How I keep notes

A few years back, I decided to try to put a little bit of structure on how I kept records of such things as

  • ideas and thoughts I have, related to my work
  • procedures I performed in setting up machines and software
  • phone calls I’d had for arranging real-life things
  • important identifiers and numbers and so on
  • meeting notes
  • to-do lists

I’ve ended up with a loose collection of journal-like documents, each with a different feel.

  • A master org-mode document, which is always open in a buffer in my Emacs session.

    It contains

    • a plain-text time-stamped journal of thoughts, ideas, workings-through of proofs and formalisms, book and paper reviews, talk notes, meeting notes, phone call notes, etc.
    • detailed step-by-step records of how I’ve installed and configured various pieces of software for specific tasks; “how-tos”, essentially, for when I have to do the same kind of thing again
    • detailed step-by-step records of how I’ve set up various servers
    • to-do lists

    I use org-mode sections, with one top-level heading called Journal containing the bulk of the entries.

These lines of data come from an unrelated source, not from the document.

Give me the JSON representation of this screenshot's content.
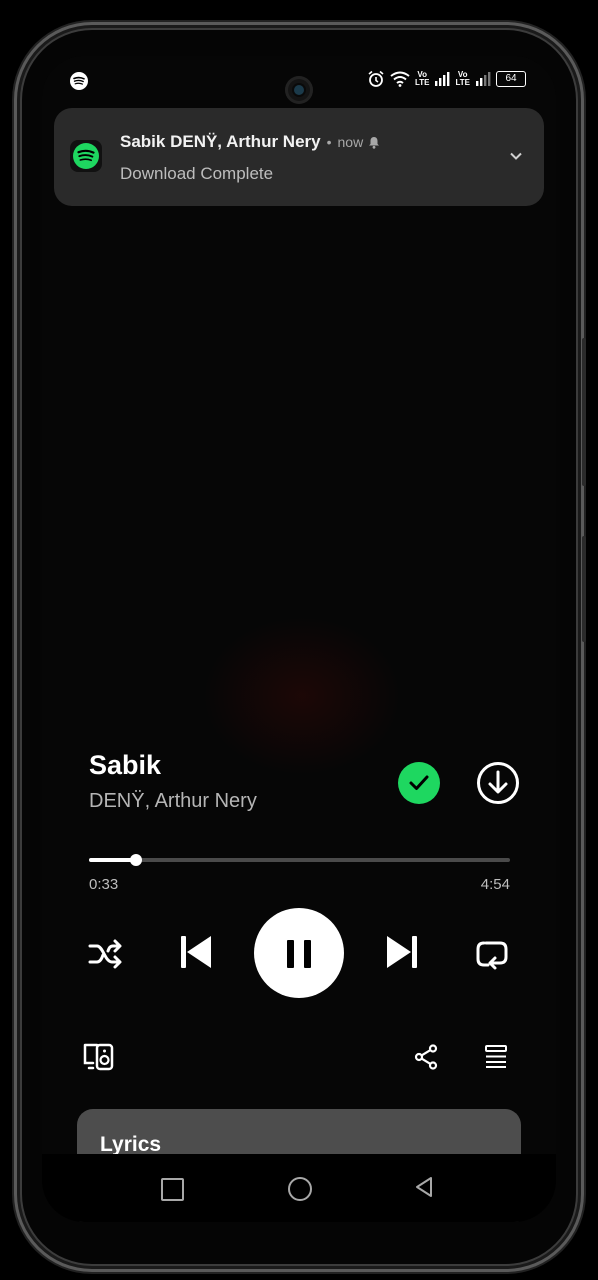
{
  "status_bar": {
    "app_icon": "spotify-icon",
    "icons": [
      "alarm-icon",
      "wifi-icon",
      "volte-icon",
      "signal-icon",
      "volte-icon",
      "signal-icon"
    ],
    "volte_label_top": "Vo",
    "volte_label_bottom": "LTE",
    "battery_level": "64"
  },
  "notification": {
    "app_icon": "spotify-icon",
    "title": "Sabik DENŸ, Arthur Nery",
    "separator": "•",
    "time": "now",
    "subtitle": "Download Complete",
    "expand_icon": "chevron-down-icon"
  },
  "player": {
    "song_title": "Sabik",
    "artist": "DENŸ, Arthur Nery",
    "liked": true,
    "downloaded": true,
    "elapsed": "0:33",
    "duration": "4:54",
    "progress_fraction": 0.112,
    "is_playing": true,
    "accent_color": "#1ed760"
  },
  "lyrics": {
    "title": "Lyrics"
  },
  "nav_bar": {
    "buttons": [
      "recents-button",
      "home-button",
      "back-button"
    ]
  }
}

    To-do items each get a top-level heading of their own and an org-mode TODO tag. Completed to-do items are demoted to second-level and moved into a “done items” top-level heading.

    When I’m doing paid work, I use org-mode’s timesheet-management commands org-clock-in and org-clock-out under a Timesheet top-level heading; a couple of simple scripts help me prepare summaries for invoicing.

    Here’s a sample of just a few headings - each entry in the real document also has a bunch of text contained within it.

    * Journal
      :VISIBILITY: children
    ** (2011-05-08 14:31:13 tonyg) Vertical interpretation vs Horizontal interpretation :STUDY:
    ** (2011-05-19 00:00:00 tonyg) Inter-network routing: should be *tunnelling* not *chaining*
    ** (2011-05-19 11:49:40 tonyg) Memory Pool System - API for virtual machine interface? :STUDY:
    ** (2011-05-19 18:30:50 tonyg) Scripting languages integrate with system languages. :STUDY:
    ** (2011-05-23 00:00:00 tonyg) Origins of Credit-based Flow Control and Acks, functional this time
    ** (2011-05-24 10:13:33 tonyg) Message buffer size should be determined by arrival-time jitter  :IDEA:
    ** (2011-05-24 10:14:08 tonyg) Fine-grain scheduling in a distributed system using PLLs :IDEA:
    * TODO Build an imperative workalike os.rkt that uses real threads  :PROJECT:
    * TODO Upload ~/src/racket-kademlia
    * TODO racket-rc4: RSA, DSA, DH, ECDH, ECDSA, etc
    * TODO Thank-you notes for xmas gifts!
    * Old, done to-do items
    ** DONE Configure Flashbake and git-syncing for Uni
    ** DONE Write presentation
    ** DONE View mini-DVD and write up evaluation

    Some of the journal entries have gone on to become blog posts here.

    The document lives in a git repository, and a git commit is executed by cron every five minutes. I have checkouts of the repository on the two or three machines I use most frequently. I make extensive use of a variant of Emacs’ time-stamp feature:

    (defun stamp ()
      (insert (time-stamp-string)))

    … which inserts text like 2019-05-19 13:15:43 tonyg when I run M-x stamp.

  • A second such document, very similar, that also includes slightly more in the way of private or personal information, that I don’t have checkouts of on as many machines.

  • A paper journal, which I use when I need the different style of thinking it affords. The freedom to draw sketches and rough lines connecting thoughts is useful from time to time. I use a nice fountain pen that a friend gave me, even though it smudges horribly because I’m left-handed.

    A journal entry

  • A Google doc that is a project-specific journal for one of my main projects, Syndicate. It’s a Google doc because I share it with various collaborators, and because I occasionally want to put pictures in the file. Otherwise it’s similar in feel to the main org-mode document I use: a record of thoughts, ideas and workings-through.

In every case, the documents function as append-only logs of thoughts and workings-through. I draw on them when digesting and summarising in later write-ups and in writing actual software. They’re mostly useful as an audit log, for finding out what I was thinking or what I did in the past, or for trying to reconstruct an argument.

The electronic documents are searchable, of course. It’s inconvenient that they are in different places, and I sometimes don’t know which of the small number of documents has the item I am looking for, but it’s not too unmanageable.

The paper documents are a different story. I intend eventually to photograph each page of my paper journal as a kind of backup, though I haven’t yet started doing so. Indexing that archive will require a bit of work too.